As zoos, one of the toughest things many of us face is accepting ourselves. There’s so much negativity surrounding the idea of zoosexuality that it can be hard to see past the stigma. I, like many others, went through a period of denial, suppression, and self hatred over this part of myself, and I know first hand the pain that it brings. That, dear reader, brings me to the purpose of this article. I want to share with you two things; my story, and my hopes for a future where no one has to experience a similar period in their life. I’ll begin with my own story.
I spent many years denying my zoosexuality and suppressing it to the back of my mind. At first, it didn’t seem that bad, and I was able to go about my life fairly normally. But, of course, you can only lock parts of yourself away for so long. As years passed, I found myself more and more unable to deny what I was. Forced to face the truth of my identity, I began trying to push it back down and force myself to be normal. I spent many nights crying because I couldn’t be normal. I desperately wanted to cure myself of what I thought was akin to a curse.
Eventually, I thought that maybe if I could just ask out a girl that I could become “normal,” so that’s what I did. To my surprise she said yes, but it wasn’t long before I discovered that I had no attraction to her, and the only love I felt was platonic. This discovery sent me into a spiral of anxiety. It felt like everything was falling apart and I had nowhere to turn. My one saving grace was, ironically, the pandemic. It gave me the time I needed to sort myself out and fight against the self hatred I felt.
For around a year I was in what I consider to be my own personal hell. My life had become constant internal conflict, with countless sleepless nights spent lying awake as I contemplated and processed everything I felt. On one hand there was the part of me that still wanted to suppress my zoosexuality and be rid of it, but on the other there was a longing for acceptance, for the ability to just be who I am. I went back and forth between these two numerous times. Some days acceptance would have a slight upper hand and I wouldn’t feel quite as bad, but other days, shame was in power and the psychological pain would be terrible. At some point when acceptance had gotten a bit stronger, I managed to start looking for other people like me, but only in short, spread-out bursts of effort. I’d only be able to look for a few minutes before the urge to suppress came in and put an end to it. It took a while, but I eventually found ZooVille. While ZooVille certainly wasn’t the place for me, it did show me that there were others like me. Eventually I found Zooier Than Thou. Both of these helped tremendously and resulted in the last chains of suppression falling away. ZooTT also helped by showing me to ZooCommunity, the place where I became Brass Bulldog and met many friends.

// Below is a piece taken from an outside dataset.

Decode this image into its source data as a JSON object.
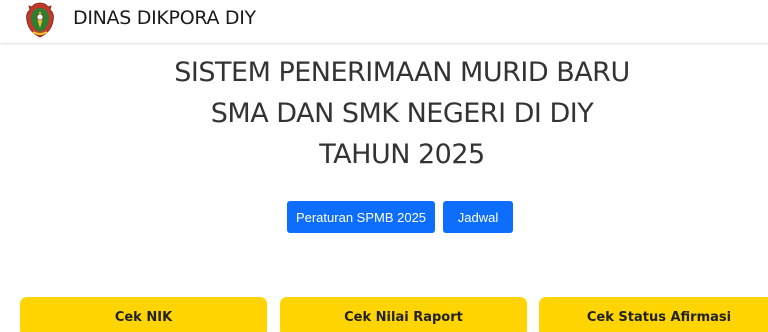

The fight for self acceptance is not an easy one, and it’s one I believe no one should have to fight alone. I consider the fact that I was able to get through it to be my greatest accomplishment, and I certainly wouldn’t have been able to do it if it weren’t for finding the zoo community. I should also say that I’ve heard stories from other zoos who’ve suffered through much worse for much longer on their journey to acceptance than I did. That’s why I focus so much on self acceptance. I don’t want anyone to go through the things that I and so many others have. I dream of a world where all zoos can discover their sexuality and be ok with it and themselves. I dream of a world where zoos will no longer have to fight against a mountain of stigma saying that they’re a monster for something they had no choice in. It will take a lot of time and even more work to accomplish, but I believe it’s possible.
What we as a community can do right now is continue to advocate for ourselves and all zoos who come after us. Do what you can with what you have. Even something as simple as talking to people can help advance the cause. If you’re a good artist, the community can always use more! If you’re a good writer, you could write things like skits, poems, or articles like this one. There are so many different things that if I went over them all, I’d need to write a second article. Every little bit helps, and even the simplest things can make a world of difference. It’s important to me that future generations of zoos can accept themselves easier. The mental toll self-hatred exacts is great, and if it can be prevented, then I think we should do everything we can to do so. Thank you for reading, and have a good day.
Article written by Brass Bulldog (07-2022)